When people are injured at work, they normally are limited to pursuing workers’ compensation claims against their employers but cannot file lawsuits against them. However, if their injuries result from the negligence of a third party, they may have grounds to file a lawsuit against the third party. In the case of Alaniz, he filed a lawsuit against Sun Pacific to recover damages for its alleged negligence and premises liability for allegedly failing to exercise reasonable care to prevent his injuries. The Privette/Hooker doctrine has slightly different rules when a case involves a general contractor’s potential liability for the injuries suffered by the employee of an independent contractor, however.

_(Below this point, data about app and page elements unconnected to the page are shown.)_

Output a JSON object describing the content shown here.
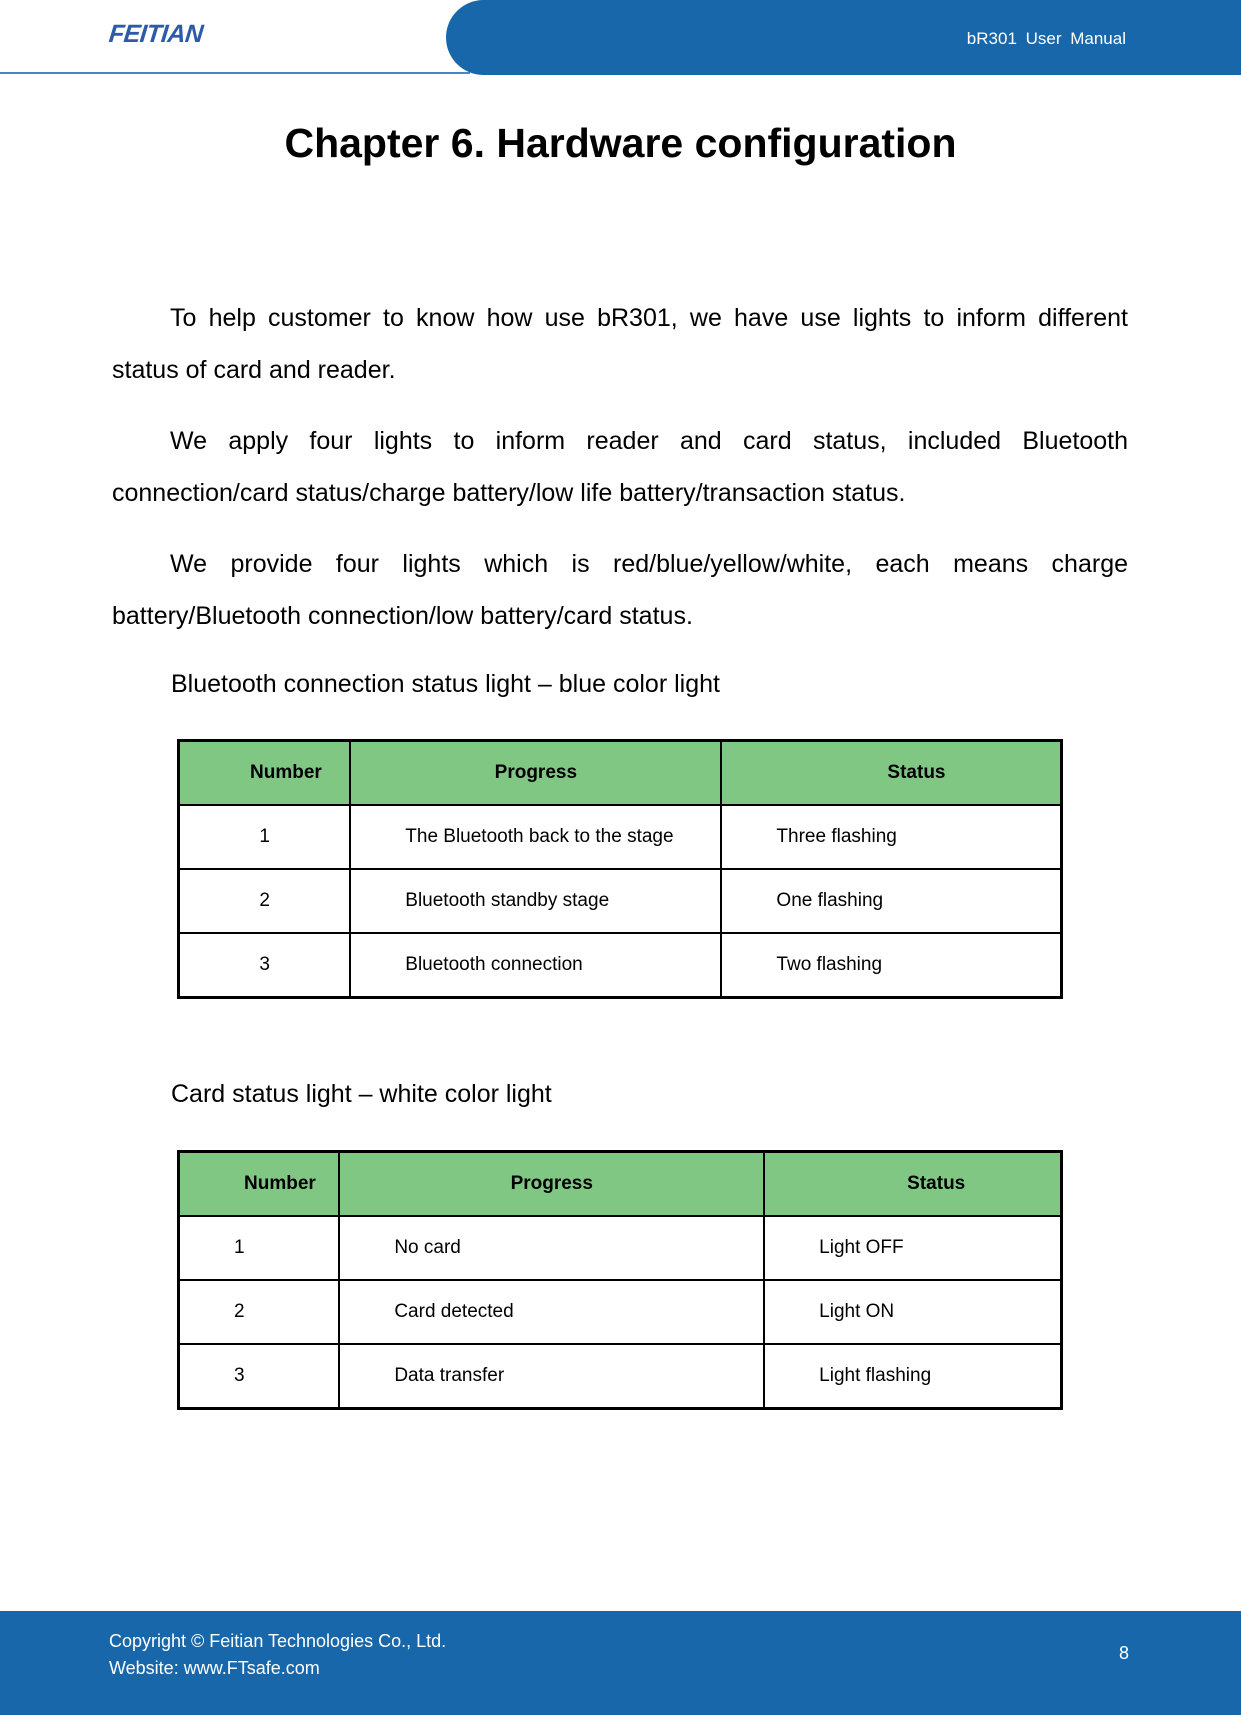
{
  "header": {
    "logo": "FEITIAN",
    "manual_title": "bR301  User  Manual"
  },
  "page_title": "Chapter 6.  Hardware configuration",
  "paragraphs": [
    "To help customer to know how use bR301, we have use lights to inform different status of card and reader.",
    "We apply four lights to inform reader and card status, included Bluetooth connection/card status/charge battery/low life battery/transaction status.",
    "We provide four lights which is red/blue/yellow/white, each means charge battery/Bluetooth connection/low battery/card status."
  ],
  "tables": [
    {
      "caption": "Bluetooth connection status light – blue color light",
      "columns": [
        "Number",
        "Progress",
        "Status"
      ],
      "rows": [
        [
          "1",
          "The Bluetooth back to the stage",
          "Three flashing"
        ],
        [
          "2",
          "Bluetooth standby stage",
          "One flashing"
        ],
        [
          "3",
          "Bluetooth connection",
          "Two flashing"
        ]
      ]
    },
    {
      "caption": "Card status light – white color light",
      "columns": [
        "Number",
        "Progress",
        "Status"
      ],
      "rows": [
        [
          "1",
          "No card",
          "Light OFF"
        ],
        [
          "2",
          "Card detected",
          "Light ON"
        ],
        [
          "3",
          "Data transfer",
          "Light flashing"
        ]
      ]
    }
  ],
  "footer": {
    "copyright": "Copyright © Feitian Technologies Co., Ltd.",
    "website": "Website: www.FTsafe.com",
    "page_number": "8"
  },
  "colors": {
    "brand_blue": "#1767AA",
    "table_header_green": "#81C784",
    "logo_blue": "#2F5AA8"
  }
}
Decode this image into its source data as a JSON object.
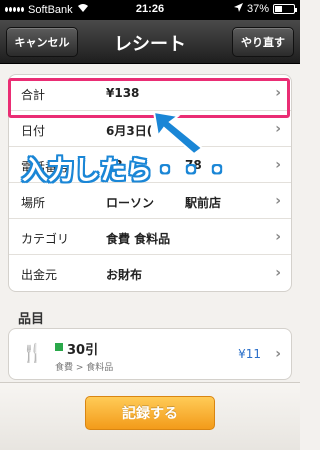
{
  "status_bar": {
    "carrier": "SoftBank",
    "time": "21:26",
    "battery": "37%",
    "battery_level": 0.37,
    "icons": [
      "signal-icon",
      "wifi-icon",
      "location-icon",
      "battery-icon"
    ]
  },
  "nav": {
    "cancel": "キャンセル",
    "title": "レシート",
    "redo": "やり直す"
  },
  "rows": [
    {
      "label": "合計",
      "value": "¥138",
      "value2": ""
    },
    {
      "label": "日付",
      "value": "6月3日(",
      "value2": ""
    },
    {
      "label": "電話番号",
      "value": "03",
      "value2": "78"
    },
    {
      "label": "場所",
      "value": "ローソン",
      "value2": "駅前店"
    },
    {
      "label": "カテゴリ",
      "value": "食費 食料品",
      "value2": ""
    },
    {
      "label": "出金元",
      "value": "お財布",
      "value2": ""
    }
  ],
  "items_section": {
    "title": "品目",
    "items": [
      {
        "name": "30引",
        "category": "食費 > 食料品",
        "price": "¥11"
      }
    ]
  },
  "bottom": {
    "record": "記録する"
  },
  "annotation": {
    "text": "入力したら・・・"
  },
  "colors": {
    "highlight": "#ea2d74",
    "annotation": "#1a86d6",
    "record_button": "#f39b1a",
    "price": "#2a6fc9"
  }
}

The court first considered the court’s jury instructions and whether they amounted to prejudicial error. The court relied on Kinsman v. Unocal Corp., 110 Cal.App.4th 826 (2005) and found that it was controlling. In that case, the court found that a landowner that hires an independent contractor can only be liable in a premises liability action for the injuries to the contractor’s employee when all of the following circumstances apply:
- The landowner knew or reasonably should have known about the existence of a concealed and preexisting dangerous condition.
- The independent contractor did not know about and could not have reasonably discovered the dangerous condition.
- The landowner failed to warn the contractor about the hidden condition.
When the appeals court applied the holding in Kinsman to the Alaniz case, the court held that the jury instructions were erroneous because they did not inform the jury about how the standard applies to landowners and their duties to an independent contractor’s employees. The court also found that the trial court’s error was prejudicial, meaning that the jury might have reached a different decision if it had been properly instructed. The court found that Sun Pacific did not forfeit the argument on appeal because the instructions as given were an incorrect statement of the law that applied.
The court then considered whether the court erred when it denied Sun Pacific’s motion for a JNOV or a new trial. The court found that there was some evidence that Sun Pacific did keep its control over where Alaniz was to park for the bins to be unloaded and that its retention of the control contributed to his injuries. It found that the trial court was correct in denying the JNOV for the negligence cause of action. However, it also found that the trial court erred when it denied the JNOV for the premises liability cause of action because Alaniz could see that the lane was too narrow to park, meaning that the dangerous condition was not hidden or concealed.
The court reversed the trial court’s ruling in part on the JNOV and in full on the jury instructions. The case was remanded to the trial court for a new trial on the cause of action for negligence. The appeals court directed the verdict in favor of Sun Pacific on the premises liability cause of action against Sun Pacific.
Contact the Steven M. Sweat Personal Injury Lawyers
If you were seriously injured on the property of a landowner while you were working for an independent contractor, you should consult with a knowledgeable personal injury and premises liability attorney to learn about the legal options that you might have. Contact our law firm today at 866.966.5240 to schedule a free consultation.